## Task directions
Everything in the records except the pictures needs to be printed again exactly.

----- Record extracts

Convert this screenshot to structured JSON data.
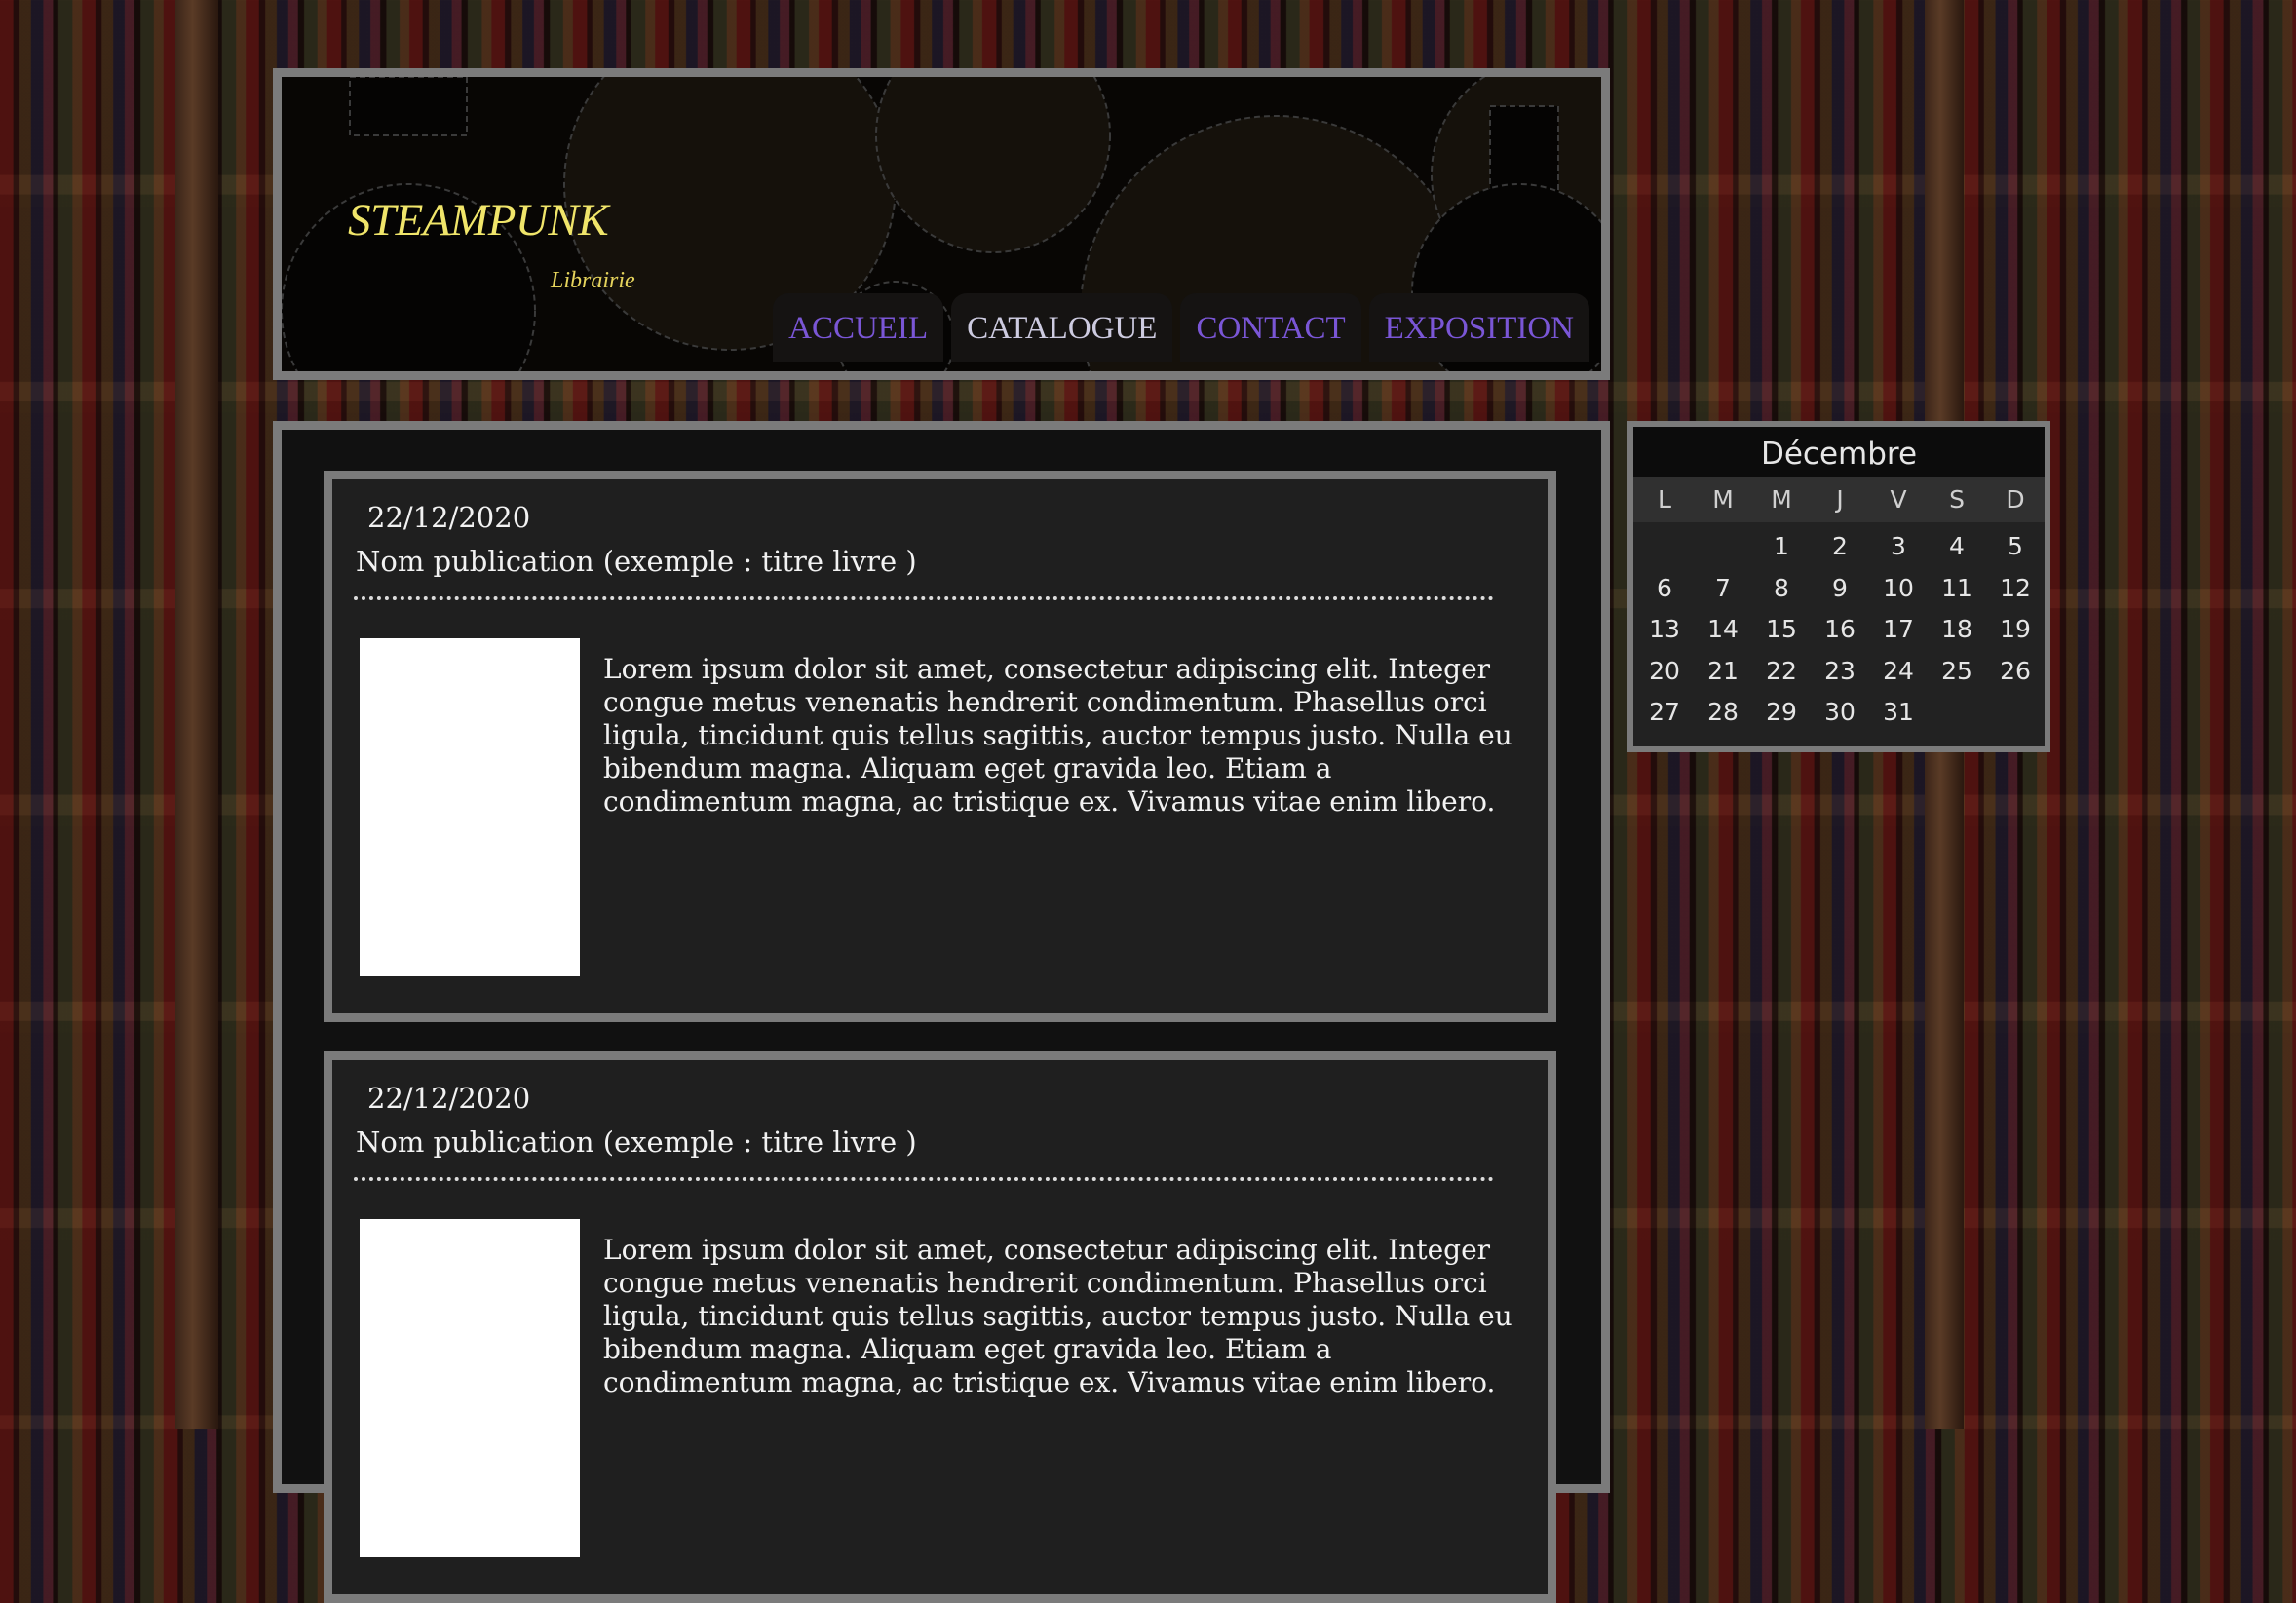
{
  "header": {
    "brand_title": "STEAMPUNK",
    "brand_subtitle": "Librairie",
    "nav": [
      {
        "label": "ACCUEIL",
        "active": false
      },
      {
        "label": "CATALOGUE",
        "active": true
      },
      {
        "label": "CONTACT",
        "active": false
      },
      {
        "label": "EXPOSITION",
        "active": false
      }
    ]
  },
  "posts": [
    {
      "date": "22/12/2020",
      "title": "Nom publication (exemple : titre livre )",
      "text": "Lorem ipsum dolor sit amet, consectetur adipiscing elit. Integer congue metus venenatis hendrerit condimentum. Phasellus orci ligula, tincidunt quis tellus sagittis, auctor tempus justo. Nulla eu bibendum magna. Aliquam eget gravida leo. Etiam a condimentum magna, ac tristique ex. Vivamus vitae enim libero."
    },
    {
      "date": "22/12/2020",
      "title": "Nom publication (exemple : titre livre )",
      "text": "Lorem ipsum dolor sit amet, consectetur adipiscing elit. Integer congue metus venenatis hendrerit condimentum. Phasellus orci ligula, tincidunt quis tellus sagittis, auctor tempus justo. Nulla eu bibendum magna. Aliquam eget gravida leo. Etiam a condimentum magna, ac tristique ex. Vivamus vitae enim libero."
    }
  ],
  "calendar": {
    "month": "Décembre",
    "weekdays": [
      "L",
      "M",
      "M",
      "J",
      "V",
      "S",
      "D"
    ],
    "leading_blanks": 2,
    "days": [
      "1",
      "2",
      "3",
      "4",
      "5",
      "6",
      "7",
      "8",
      "9",
      "10",
      "11",
      "12",
      "13",
      "14",
      "15",
      "16",
      "17",
      "18",
      "19",
      "20",
      "21",
      "22",
      "23",
      "24",
      "25",
      "26",
      "27",
      "28",
      "29",
      "30",
      "31"
    ]
  },
  "colors": {
    "brand": "#f0e56a",
    "nav_link": "#7a56d6",
    "nav_active": "#cdcbe0",
    "frame": "#7b7b7b",
    "panel": "#1f1f1f"
  }
}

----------

## Solution to this problem
Convert this screenshot to structured JSON data.
{
  "header": {
    "brand_title": "STEAMPUNK",
    "brand_subtitle": "Librairie",
    "nav": [
      {
        "label": "ACCUEIL",
        "active": false
      },
      {
        "label": "CATALOGUE",
        "active": true
      },
      {
        "label": "CONTACT",
        "active": false
      },
      {
        "label": "EXPOSITION",
        "active": false
      }
    ]
  },
  "posts": [
    {
      "date": "22/12/2020",
      "title": "Nom publication (exemple : titre livre )",
      "text": "Lorem ipsum dolor sit amet, consectetur adipiscing elit. Integer congue metus venenatis hendrerit condimentum. Phasellus orci ligula, tincidunt quis tellus sagittis, auctor tempus justo. Nulla eu bibendum magna. Aliquam eget gravida leo. Etiam a condimentum magna, ac tristique ex. Vivamus vitae enim libero."
    },
    {
      "date": "22/12/2020",
      "title": "Nom publication (exemple : titre livre )",
      "text": "Lorem ipsum dolor sit amet, consectetur adipiscing elit. Integer congue metus venenatis hendrerit condimentum. Phasellus orci ligula, tincidunt quis tellus sagittis, auctor tempus justo. Nulla eu bibendum magna. Aliquam eget gravida leo. Etiam a condimentum magna, ac tristique ex. Vivamus vitae enim libero."
    }
  ],
  "calendar": {
    "month": "Décembre",
    "weekdays": [
      "L",
      "M",
      "M",
      "J",
      "V",
      "S",
      "D"
    ],
    "leading_blanks": 2,
    "days": [
      "1",
      "2",
      "3",
      "4",
      "5",
      "6",
      "7",
      "8",
      "9",
      "10",
      "11",
      "12",
      "13",
      "14",
      "15",
      "16",
      "17",
      "18",
      "19",
      "20",
      "21",
      "22",
      "23",
      "24",
      "25",
      "26",
      "27",
      "28",
      "29",
      "30",
      "31"
    ]
  },
  "colors": {
    "brand": "#f0e56a",
    "nav_link": "#7a56d6",
    "nav_active": "#cdcbe0",
    "frame": "#7b7b7b",
    "panel": "#1f1f1f"
  }
}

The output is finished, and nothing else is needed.